But below these tedious emails is a query letter. This is from a prospective author who not only wrote amazing copy that sucked you in, but read three other books you represented and has something that is exactly to your taste. It is clear that this person has queried you in particular, not just every person in Writers Market who accepts submissions.
Of course you request a sample. While all of those other emails made you question why you ever sought to be in the book business, by querying you for specific reasons, this author has helped you to feel validated in your chosen career. For this moment at least, you feel like you matter.
The mistake many people make when they query an agent is that they only explore their own project – they fail to connect their project to that agent specifically.
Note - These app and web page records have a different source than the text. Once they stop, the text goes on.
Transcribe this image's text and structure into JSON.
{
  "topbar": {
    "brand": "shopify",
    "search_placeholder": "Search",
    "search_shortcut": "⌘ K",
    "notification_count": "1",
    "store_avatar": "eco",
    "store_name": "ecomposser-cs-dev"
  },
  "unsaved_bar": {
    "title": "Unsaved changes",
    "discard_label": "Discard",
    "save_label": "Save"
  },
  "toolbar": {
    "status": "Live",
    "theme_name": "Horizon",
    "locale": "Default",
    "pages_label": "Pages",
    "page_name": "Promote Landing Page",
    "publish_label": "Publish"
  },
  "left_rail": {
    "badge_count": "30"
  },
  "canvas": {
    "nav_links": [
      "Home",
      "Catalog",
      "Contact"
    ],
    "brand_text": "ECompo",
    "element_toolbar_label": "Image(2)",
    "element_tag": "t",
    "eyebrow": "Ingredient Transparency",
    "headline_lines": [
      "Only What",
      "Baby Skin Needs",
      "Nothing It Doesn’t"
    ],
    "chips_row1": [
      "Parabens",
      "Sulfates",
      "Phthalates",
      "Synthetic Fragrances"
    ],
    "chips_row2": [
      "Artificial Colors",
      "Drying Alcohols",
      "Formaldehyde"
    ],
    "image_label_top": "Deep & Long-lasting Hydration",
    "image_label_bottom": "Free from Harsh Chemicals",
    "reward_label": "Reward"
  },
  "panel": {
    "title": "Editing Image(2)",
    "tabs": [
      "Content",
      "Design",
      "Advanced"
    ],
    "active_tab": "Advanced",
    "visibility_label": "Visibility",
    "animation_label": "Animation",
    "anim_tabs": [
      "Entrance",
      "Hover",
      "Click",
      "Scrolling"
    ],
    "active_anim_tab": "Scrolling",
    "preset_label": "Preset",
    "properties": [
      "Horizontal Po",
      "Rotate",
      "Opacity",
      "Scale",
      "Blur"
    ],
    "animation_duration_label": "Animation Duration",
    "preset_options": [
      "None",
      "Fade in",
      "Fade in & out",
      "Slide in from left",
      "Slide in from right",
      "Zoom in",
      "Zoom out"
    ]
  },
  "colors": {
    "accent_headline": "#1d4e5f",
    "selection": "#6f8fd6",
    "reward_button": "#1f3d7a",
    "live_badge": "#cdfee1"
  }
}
This is a problem because, quite simply, agents are people too. They have bad lunch dates, must suffer through tedious tasks, and have no interest in managing their use of Post-it notes. But, they also want to feel like they’re doing something of value with their life – just like you. By not just describing your project but explaining why you want them in particular to represent you, you’re making sure they know that you’re a deliberate and thoughtful author who is worthy of their time and attention.
What might this look like in the query itself? That will depend on the project, including whether it’s fiction or non-fiction, and how their previous projects have performed in the marketplace. But, it most certainly must not be empty flattery. It can’t be something like “I chose to query you because you’re amazing,” or even “I love everything you’ve represented.” It needs to actually show the agent that you are discerning in how you go about your work. Possible ways to shape this content would be to say something like, “Because of your successful representation of (insert title) and (insert title), you seem like you have an eye for books that (insert function or value of your project).” Or, it could be something like “In researching your list, I sensed that you have an affinity for projects that (insert impact of your project)…” Regardless of how this connection takes shape, it must be a genuine explanation of why you have chosen them.
An agent’s likelihood of noticing your project is based on how well it validates their role as a tastemaker. For this reason, be sure to query agents for specific reasons and cite those reasons in the query letter.
This tip is in response to one of several mistakes people make in their queries. Click here to download a cheat sheet with these mistakes and what you must do to make sure they never stand in the way of your hearing crickets again.